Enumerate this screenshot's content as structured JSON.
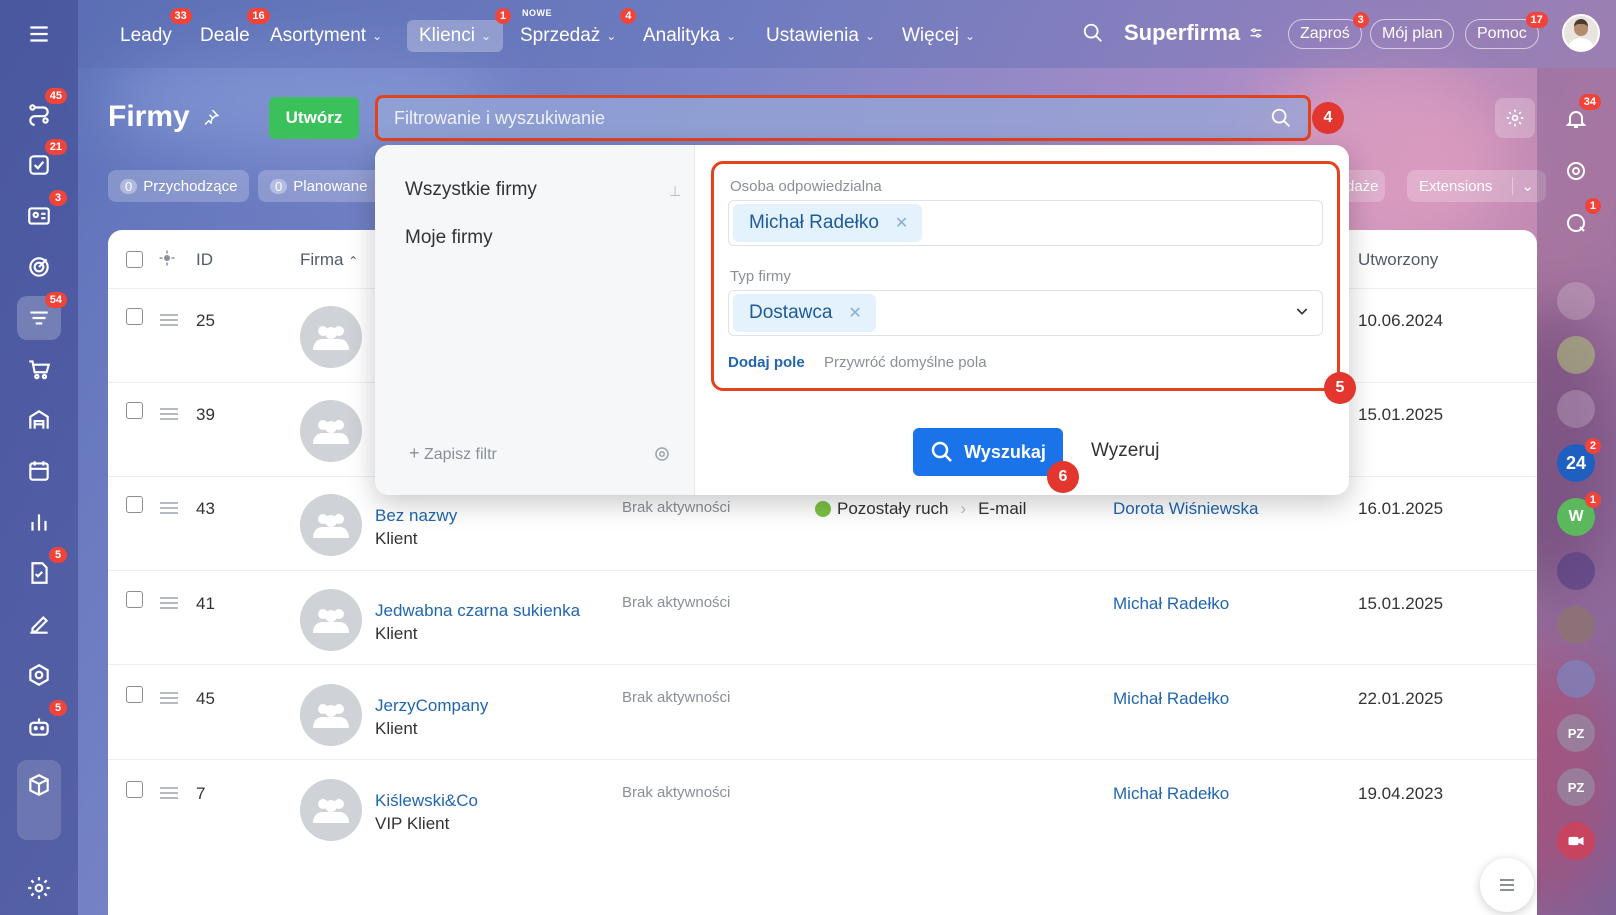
{
  "nav": {
    "items": [
      {
        "label": "Leady",
        "badge": "33"
      },
      {
        "label": "Deale",
        "badge": "16"
      },
      {
        "label": "Asortyment"
      },
      {
        "label": "Klienci",
        "badge": "1"
      },
      {
        "label": "Sprzedaż",
        "badge": "4",
        "tag": "NOWE"
      },
      {
        "label": "Analityka"
      },
      {
        "label": "Ustawienia"
      },
      {
        "label": "Więcej"
      }
    ],
    "brand": "Superfirma",
    "invite": "Zaproś",
    "invite_badge": "3",
    "plan": "Mój plan",
    "help": "Pomoc",
    "help_badge": "17"
  },
  "left_badges": [
    "45",
    "21",
    "3",
    "54",
    "5",
    "5"
  ],
  "page": {
    "title": "Firmy",
    "create": "Utwórz",
    "search_placeholder": "Filtrowanie i wyszukiwanie",
    "callout_4": "4",
    "callout_5": "5",
    "callout_6": "6"
  },
  "chips": {
    "incoming_count": "0",
    "incoming": "Przychodzące",
    "planned_count": "0",
    "planned": "Planowane",
    "sales_tail": "daże",
    "extensions": "Extensions"
  },
  "table": {
    "headers": {
      "id": "ID",
      "company": "Firma",
      "created": "Utworzony"
    },
    "rows": [
      {
        "id": "25",
        "name": "",
        "type": "",
        "activity": "",
        "responsible": "",
        "created": "10.06.2024"
      },
      {
        "id": "39",
        "name": "",
        "type": "",
        "activity": "",
        "responsible": "",
        "created": "15.01.2025"
      },
      {
        "id": "43",
        "name": "Bez nazwy",
        "type": "Klient",
        "activity": "Brak aktywności",
        "source": "Pozostały ruch",
        "source_sub": "E-mail",
        "responsible": "Dorota Wiśniewska",
        "created": "16.01.2025"
      },
      {
        "id": "41",
        "name": "Jedwabna czarna sukienka",
        "type": "Klient",
        "activity": "Brak aktywności",
        "responsible": "Michał Radełko",
        "created": "15.01.2025"
      },
      {
        "id": "45",
        "name": "JerzyCompany",
        "type": "Klient",
        "activity": "Brak aktywności",
        "responsible": "Michał Radełko",
        "created": "22.01.2025"
      },
      {
        "id": "7",
        "name": "Kiślewski&Co",
        "type": "VIP Klient",
        "activity": "Brak aktywności",
        "responsible": "Michał Radełko",
        "created": "19.04.2023"
      }
    ]
  },
  "popup": {
    "presets": [
      "Wszystkie firmy",
      "Moje firmy"
    ],
    "save_filter": "Zapisz filtr",
    "field1_label": "Osoba odpowiedzialna",
    "field1_value": "Michał Radełko",
    "field2_label": "Typ firmy",
    "field2_value": "Dostawca",
    "add_field": "Dodaj pole",
    "restore": "Przywróć domyślne pola",
    "search": "Wyszukaj",
    "reset": "Wyzeruj"
  },
  "right_bar": {
    "bell_badge": "34",
    "chat_badge": "1",
    "app24": "24",
    "app24_badge": "2",
    "w": "W",
    "w_badge": "1",
    "pz1": "PZ",
    "pz2": "PZ"
  },
  "colors": {
    "accent": "#1a73e8",
    "create": "#3bc15c",
    "highlight": "#e2431d",
    "badge": "#f0443a"
  }
}
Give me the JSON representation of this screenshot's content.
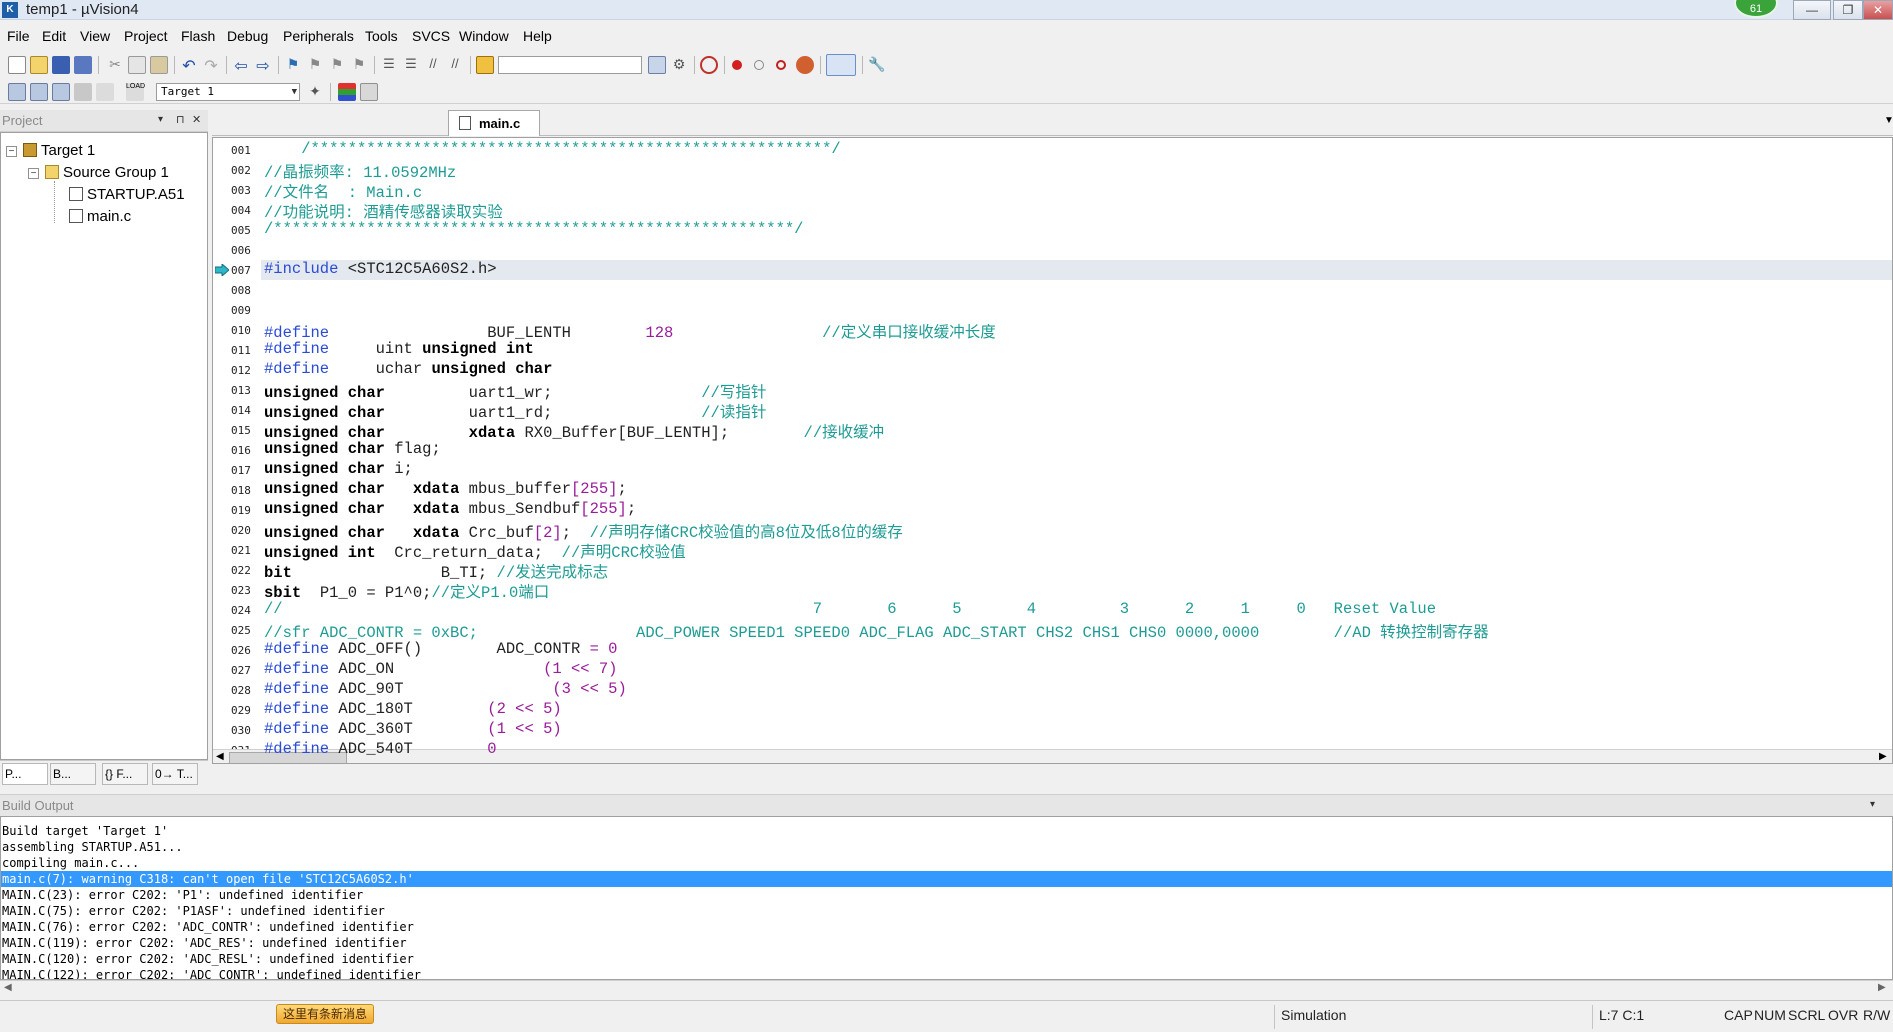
{
  "window": {
    "title": "temp1  - µVision4",
    "badge": "61",
    "controls": [
      "—",
      "❐",
      "✕"
    ]
  },
  "menu": [
    "File",
    "Edit",
    "View",
    "Project",
    "Flash",
    "Debug",
    "Peripherals",
    "Tools",
    "SVCS",
    "Window",
    "Help"
  ],
  "toolbar": {
    "target_combo": "Target 1",
    "find_combo": ""
  },
  "project_panel": {
    "title": "Project",
    "header_buttons": [
      "▾",
      "⊓",
      "✕"
    ],
    "tree": {
      "target": "Target 1",
      "group": "Source Group 1",
      "files": [
        "STARTUP.A51",
        "main.c"
      ]
    },
    "tabs": [
      "P...",
      "B...",
      "{} F...",
      "0→ T..."
    ]
  },
  "editor": {
    "tab": "main.c",
    "lines": [
      {
        "n": "001",
        "code": "    /********************************************************/"
      },
      {
        "n": "002",
        "code": "//晶振频率: 11.0592MHz"
      },
      {
        "n": "003",
        "code": "//文件名  : Main.c"
      },
      {
        "n": "004",
        "code": "//功能说明: 酒精传感器读取实验"
      },
      {
        "n": "005",
        "code": "/********************************************************/"
      },
      {
        "n": "006",
        "code": ""
      },
      {
        "n": "007",
        "code": "#include <STC12C5A60S2.h>"
      },
      {
        "n": "008",
        "code": ""
      },
      {
        "n": "009",
        "code": ""
      },
      {
        "n": "010",
        "code": "#define                 BUF_LENTH        128                //定义串口接收缓冲长度"
      },
      {
        "n": "011",
        "code": "#define     uint unsigned int"
      },
      {
        "n": "012",
        "code": "#define     uchar unsigned char"
      },
      {
        "n": "013",
        "code": "unsigned char         uart1_wr;                //写指针"
      },
      {
        "n": "014",
        "code": "unsigned char         uart1_rd;                //读指针"
      },
      {
        "n": "015",
        "code": "unsigned char         xdata RX0_Buffer[BUF_LENTH];        //接收缓冲"
      },
      {
        "n": "016",
        "code": "unsigned char flag;"
      },
      {
        "n": "017",
        "code": "unsigned char i;"
      },
      {
        "n": "018",
        "code": "unsigned char   xdata mbus_buffer[255];"
      },
      {
        "n": "019",
        "code": "unsigned char   xdata mbus_Sendbuf[255];"
      },
      {
        "n": "020",
        "code": "unsigned char   xdata Crc_buf[2];  //声明存储CRC校验值的高8位及低8位的缓存"
      },
      {
        "n": "021",
        "code": "unsigned int  Crc_return_data;  //声明CRC校验值"
      },
      {
        "n": "022",
        "code": "bit                B_TI; //发送完成标志"
      },
      {
        "n": "023",
        "code": "sbit  P1_0 = P1^0;//定义P1.0端口"
      },
      {
        "n": "024",
        "code": "//                                                         7       6      5       4         3      2     1     0   Reset Value"
      },
      {
        "n": "025",
        "code": "//sfr ADC_CONTR = 0xBC;                 ADC_POWER SPEED1 SPEED0 ADC_FLAG ADC_START CHS2 CHS1 CHS0 0000,0000        //AD 转换控制寄存器"
      },
      {
        "n": "026",
        "code": "#define ADC_OFF()        ADC_CONTR = 0"
      },
      {
        "n": "027",
        "code": "#define ADC_ON                (1 << 7)"
      },
      {
        "n": "028",
        "code": "#define ADC_90T                (3 << 5)"
      },
      {
        "n": "029",
        "code": "#define ADC_180T        (2 << 5)"
      },
      {
        "n": "030",
        "code": "#define ADC_360T        (1 << 5)"
      },
      {
        "n": "031",
        "code": "#define ADC_540T        0"
      }
    ]
  },
  "build_output": {
    "title": "Build Output",
    "lines": [
      "Build target 'Target 1'",
      "assembling STARTUP.A51...",
      "compiling main.c...",
      "main.c(7): warning C318: can't open file 'STC12C5A60S2.h'",
      "MAIN.C(23): error C202: 'P1': undefined identifier",
      "MAIN.C(75): error C202: 'P1ASF': undefined identifier",
      "MAIN.C(76): error C202: 'ADC_CONTR': undefined identifier",
      "MAIN.C(119): error C202: 'ADC_RES': undefined identifier",
      "MAIN.C(120): error C202: 'ADC_RESL': undefined identifier",
      "MAIN.C(122): error C202: 'ADC_CONTR': undefined identifier"
    ],
    "selected_index": 3
  },
  "status": {
    "notification": "这里有条新消息",
    "mode": "Simulation",
    "position": "L:7 C:1",
    "indicators": [
      "CAP",
      "NUM",
      "SCRL",
      "OVR",
      "R/W"
    ]
  },
  "colors": {
    "selection": "#3399ff",
    "comment": "#1e9c94",
    "preprocessor": "#2a4bd6",
    "number": "#9a1c9a"
  }
}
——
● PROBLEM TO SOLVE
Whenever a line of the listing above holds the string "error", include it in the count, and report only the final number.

● EXERCISE ANSWER
6